Task description
Set the data down again so that every line matches exactly.

[App and web page records]

****************

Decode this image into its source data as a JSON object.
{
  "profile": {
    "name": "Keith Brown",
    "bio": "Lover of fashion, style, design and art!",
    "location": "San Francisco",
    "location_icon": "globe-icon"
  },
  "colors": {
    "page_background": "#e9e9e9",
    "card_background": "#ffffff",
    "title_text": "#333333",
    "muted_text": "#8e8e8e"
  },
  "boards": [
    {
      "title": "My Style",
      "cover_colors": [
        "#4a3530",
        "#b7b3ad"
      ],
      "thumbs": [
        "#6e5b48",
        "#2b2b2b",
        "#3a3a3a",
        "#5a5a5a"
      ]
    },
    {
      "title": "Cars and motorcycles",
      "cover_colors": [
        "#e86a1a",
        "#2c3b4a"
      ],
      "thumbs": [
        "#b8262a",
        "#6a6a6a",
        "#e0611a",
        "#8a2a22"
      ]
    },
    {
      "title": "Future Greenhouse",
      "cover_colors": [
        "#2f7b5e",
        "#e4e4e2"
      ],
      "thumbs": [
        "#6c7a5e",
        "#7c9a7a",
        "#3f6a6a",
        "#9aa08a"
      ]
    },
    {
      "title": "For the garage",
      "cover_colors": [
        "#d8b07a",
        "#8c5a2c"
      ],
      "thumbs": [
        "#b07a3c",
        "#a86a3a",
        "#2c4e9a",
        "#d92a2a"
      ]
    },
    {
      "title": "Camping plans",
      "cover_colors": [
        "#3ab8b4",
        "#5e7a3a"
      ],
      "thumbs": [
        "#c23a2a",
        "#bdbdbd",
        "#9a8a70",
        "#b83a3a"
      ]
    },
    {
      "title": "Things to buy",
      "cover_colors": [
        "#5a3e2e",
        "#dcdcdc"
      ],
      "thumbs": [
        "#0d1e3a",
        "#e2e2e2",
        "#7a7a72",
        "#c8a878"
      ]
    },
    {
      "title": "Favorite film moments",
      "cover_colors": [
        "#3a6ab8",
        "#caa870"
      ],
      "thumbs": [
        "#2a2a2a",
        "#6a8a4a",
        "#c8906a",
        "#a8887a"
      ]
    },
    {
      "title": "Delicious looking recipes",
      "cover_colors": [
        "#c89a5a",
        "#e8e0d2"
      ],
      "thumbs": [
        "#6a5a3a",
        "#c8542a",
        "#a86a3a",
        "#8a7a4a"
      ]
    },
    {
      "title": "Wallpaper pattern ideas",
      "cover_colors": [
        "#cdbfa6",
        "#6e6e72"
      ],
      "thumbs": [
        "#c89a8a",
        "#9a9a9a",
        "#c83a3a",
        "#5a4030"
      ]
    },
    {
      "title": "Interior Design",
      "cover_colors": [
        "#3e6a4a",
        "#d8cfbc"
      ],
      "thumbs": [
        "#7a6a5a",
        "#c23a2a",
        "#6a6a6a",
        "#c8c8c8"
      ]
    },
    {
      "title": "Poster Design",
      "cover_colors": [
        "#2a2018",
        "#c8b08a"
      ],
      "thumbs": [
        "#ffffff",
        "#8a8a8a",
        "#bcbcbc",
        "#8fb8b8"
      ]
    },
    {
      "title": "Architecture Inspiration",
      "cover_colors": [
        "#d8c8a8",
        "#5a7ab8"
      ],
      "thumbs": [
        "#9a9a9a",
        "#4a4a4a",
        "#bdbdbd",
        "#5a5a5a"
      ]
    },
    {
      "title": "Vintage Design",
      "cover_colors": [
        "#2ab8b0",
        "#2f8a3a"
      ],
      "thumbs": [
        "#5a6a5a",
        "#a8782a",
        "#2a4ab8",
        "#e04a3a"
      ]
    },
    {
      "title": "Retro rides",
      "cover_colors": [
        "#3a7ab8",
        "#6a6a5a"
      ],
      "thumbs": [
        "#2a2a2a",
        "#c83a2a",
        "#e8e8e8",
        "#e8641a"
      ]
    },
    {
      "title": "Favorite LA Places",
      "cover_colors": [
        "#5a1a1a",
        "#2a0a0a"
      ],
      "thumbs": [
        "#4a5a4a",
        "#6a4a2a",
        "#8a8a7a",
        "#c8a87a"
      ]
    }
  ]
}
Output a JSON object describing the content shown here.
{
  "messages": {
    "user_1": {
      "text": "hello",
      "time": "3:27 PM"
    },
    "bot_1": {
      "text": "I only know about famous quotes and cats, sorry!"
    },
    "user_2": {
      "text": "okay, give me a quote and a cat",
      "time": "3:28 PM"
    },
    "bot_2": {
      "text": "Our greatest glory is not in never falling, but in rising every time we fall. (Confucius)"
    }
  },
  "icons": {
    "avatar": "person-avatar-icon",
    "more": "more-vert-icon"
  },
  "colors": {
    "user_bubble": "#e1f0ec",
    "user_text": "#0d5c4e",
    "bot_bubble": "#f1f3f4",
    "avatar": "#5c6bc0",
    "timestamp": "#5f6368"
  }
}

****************

Result
Decode this image into its source data as a JSON object.
{
  "profile": {
    "name": "Keith Brown",
    "bio": "Lover of fashion, style, design and art!",
    "location": "San Francisco",
    "location_icon": "globe-icon"
  },
  "colors": {
    "page_background": "#e9e9e9",
    "card_background": "#ffffff",
    "title_text": "#333333",
    "muted_text": "#8e8e8e"
  },
  "boards": [
    {
      "title": "My Style",
      "cover_colors": [
        "#4a3530",
        "#b7b3ad"
      ],
      "thumbs": [
        "#6e5b48",
        "#2b2b2b",
        "#3a3a3a",
        "#5a5a5a"
      ]
    },
    {
      "title": "Cars and motorcycles",
      "cover_colors": [
        "#e86a1a",
        "#2c3b4a"
      ],
      "thumbs": [
        "#b8262a",
        "#6a6a6a",
        "#e0611a",
        "#8a2a22"
      ]
    },
    {
      "title": "Future Greenhouse",
      "cover_colors": [
        "#2f7b5e",
        "#e4e4e2"
      ],
      "thumbs": [
        "#6c7a5e",
        "#7c9a7a",
        "#3f6a6a",
        "#9aa08a"
      ]
    },
    {
      "title": "For the garage",
      "cover_colors": [
        "#d8b07a",
        "#8c5a2c"
      ],
      "thumbs": [
        "#b07a3c",
        "#a86a3a",
        "#2c4e9a",
        "#d92a2a"
      ]
    },
    {
      "title": "Camping plans",
      "cover_colors": [
        "#3ab8b4",
        "#5e7a3a"
      ],
      "thumbs": [
        "#c23a2a",
        "#bdbdbd",
        "#9a8a70",
        "#b83a3a"
      ]
    },
    {
      "title": "Things to buy",
      "cover_colors": [
        "#5a3e2e",
        "#dcdcdc"
      ],
      "thumbs": [
        "#0d1e3a",
        "#e2e2e2",
        "#7a7a72",
        "#c8a878"
      ]
    },
    {
      "title": "Favorite film moments",
      "cover_colors": [
        "#3a6ab8",
        "#caa870"
      ],
      "thumbs": [
        "#2a2a2a",
        "#6a8a4a",
        "#c8906a",
        "#a8887a"
      ]
    },
    {
      "title": "Delicious looking recipes",
      "cover_colors": [
        "#c89a5a",
        "#e8e0d2"
      ],
      "thumbs": [
        "#6a5a3a",
        "#c8542a",
        "#a86a3a",
        "#8a7a4a"
      ]
    },
    {
      "title": "Wallpaper pattern ideas",
      "cover_colors": [
        "#cdbfa6",
        "#6e6e72"
      ],
      "thumbs": [
        "#c89a8a",
        "#9a9a9a",
        "#c83a3a",
        "#5a4030"
      ]
    },
    {
      "title": "Interior Design",
      "cover_colors": [
        "#3e6a4a",
        "#d8cfbc"
      ],
      "thumbs": [
        "#7a6a5a",
        "#c23a2a",
        "#6a6a6a",
        "#c8c8c8"
      ]
    },
    {
      "title": "Poster Design",
      "cover_colors": [
        "#2a2018",
        "#c8b08a"
      ],
      "thumbs": [
        "#ffffff",
        "#8a8a8a",
        "#bcbcbc",
        "#8fb8b8"
      ]
    },
    {
      "title": "Architecture Inspiration",
      "cover_colors": [
        "#d8c8a8",
        "#5a7ab8"
      ],
      "thumbs": [
        "#9a9a9a",
        "#4a4a4a",
        "#bdbdbd",
        "#5a5a5a"
      ]
    },
    {
      "title": "Vintage Design",
      "cover_colors": [
        "#2ab8b0",
        "#2f8a3a"
      ],
      "thumbs": [
        "#5a6a5a",
        "#a8782a",
        "#2a4ab8",
        "#e04a3a"
      ]
    },
    {
      "title": "Retro rides",
      "cover_colors": [
        "#3a7ab8",
        "#6a6a5a"
      ],
      "thumbs": [
        "#2a2a2a",
        "#c83a2a",
        "#e8e8e8",
        "#e8641a"
      ]
    },
    {
      "title": "Favorite LA Places",
      "cover_colors": [
        "#5a1a1a",
        "#2a0a0a"
      ],
      "thumbs": [
        "#4a5a4a",
        "#6a4a2a",
        "#8a8a7a",
        "#c8a87a"
      ]
    }
  ]
}
Output a JSON object describing the content shown here.
{
  "messages": {
    "user_1": {
      "text": "hello",
      "time": "3:27 PM"
    },
    "bot_1": {
      "text": "I only know about famous quotes and cats, sorry!"
    },
    "user_2": {
      "text": "okay, give me a quote and a cat",
      "time": "3:28 PM"
    },
    "bot_2": {
      "text": "Our greatest glory is not in never falling, but in rising every time we fall. (Confucius)"
    }
  },
  "icons": {
    "avatar": "person-avatar-icon",
    "more": "more-vert-icon"
  },
  "colors": {
    "user_bubble": "#e1f0ec",
    "user_text": "#0d5c4e",
    "bot_bubble": "#f1f3f4",
    "avatar": "#5c6bc0",
    "timestamp": "#5f6368"
  }
}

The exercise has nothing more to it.